=== Materials provided ===

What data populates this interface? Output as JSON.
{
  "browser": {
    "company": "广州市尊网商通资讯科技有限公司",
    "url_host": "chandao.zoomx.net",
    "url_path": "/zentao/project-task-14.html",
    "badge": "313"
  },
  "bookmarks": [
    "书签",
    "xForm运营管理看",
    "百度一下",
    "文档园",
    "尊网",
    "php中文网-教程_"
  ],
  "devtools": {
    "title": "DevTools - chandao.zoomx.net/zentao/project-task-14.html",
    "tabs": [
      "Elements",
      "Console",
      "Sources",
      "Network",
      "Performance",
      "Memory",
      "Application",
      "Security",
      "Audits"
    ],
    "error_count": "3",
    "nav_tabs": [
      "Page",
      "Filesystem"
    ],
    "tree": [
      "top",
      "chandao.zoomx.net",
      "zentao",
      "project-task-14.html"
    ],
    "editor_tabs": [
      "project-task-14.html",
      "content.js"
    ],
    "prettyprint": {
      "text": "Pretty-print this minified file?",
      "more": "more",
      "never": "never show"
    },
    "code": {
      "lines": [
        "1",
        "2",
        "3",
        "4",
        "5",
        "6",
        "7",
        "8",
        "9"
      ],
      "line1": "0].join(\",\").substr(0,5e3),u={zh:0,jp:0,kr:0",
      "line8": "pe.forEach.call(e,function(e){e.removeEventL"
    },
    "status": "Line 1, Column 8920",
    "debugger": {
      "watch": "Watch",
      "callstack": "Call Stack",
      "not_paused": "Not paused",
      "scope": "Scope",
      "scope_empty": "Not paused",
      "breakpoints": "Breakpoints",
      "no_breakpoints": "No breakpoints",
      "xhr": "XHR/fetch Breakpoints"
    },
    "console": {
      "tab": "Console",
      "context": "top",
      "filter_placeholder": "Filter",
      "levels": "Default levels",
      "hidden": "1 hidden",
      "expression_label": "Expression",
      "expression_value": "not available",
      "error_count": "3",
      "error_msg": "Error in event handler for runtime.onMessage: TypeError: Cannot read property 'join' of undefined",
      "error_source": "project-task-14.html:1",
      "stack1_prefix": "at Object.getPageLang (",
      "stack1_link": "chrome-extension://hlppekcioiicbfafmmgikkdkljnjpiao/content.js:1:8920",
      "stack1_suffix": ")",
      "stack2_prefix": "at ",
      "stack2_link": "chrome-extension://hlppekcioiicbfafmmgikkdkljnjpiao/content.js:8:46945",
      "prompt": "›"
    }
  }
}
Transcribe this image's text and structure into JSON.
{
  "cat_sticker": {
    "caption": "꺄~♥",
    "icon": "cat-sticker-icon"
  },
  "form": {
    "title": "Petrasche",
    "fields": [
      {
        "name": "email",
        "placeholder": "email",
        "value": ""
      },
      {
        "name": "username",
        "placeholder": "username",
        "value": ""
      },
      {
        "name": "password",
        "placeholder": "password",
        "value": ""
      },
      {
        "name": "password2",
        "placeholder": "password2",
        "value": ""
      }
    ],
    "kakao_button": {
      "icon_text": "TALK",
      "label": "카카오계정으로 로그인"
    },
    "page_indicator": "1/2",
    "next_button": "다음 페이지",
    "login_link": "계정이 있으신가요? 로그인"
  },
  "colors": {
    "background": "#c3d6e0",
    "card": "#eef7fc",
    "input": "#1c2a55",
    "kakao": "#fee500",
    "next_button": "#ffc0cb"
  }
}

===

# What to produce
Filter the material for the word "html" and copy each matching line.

# Answer below
    "url_path": "/zentao/project-task-14.html",
    "title": "DevTools - chandao.zoomx.net/zentao/project-task-14.html",
      "project-task-14.html"
      "project-task-14.html",
      "error_source": "project-task-14.html:1",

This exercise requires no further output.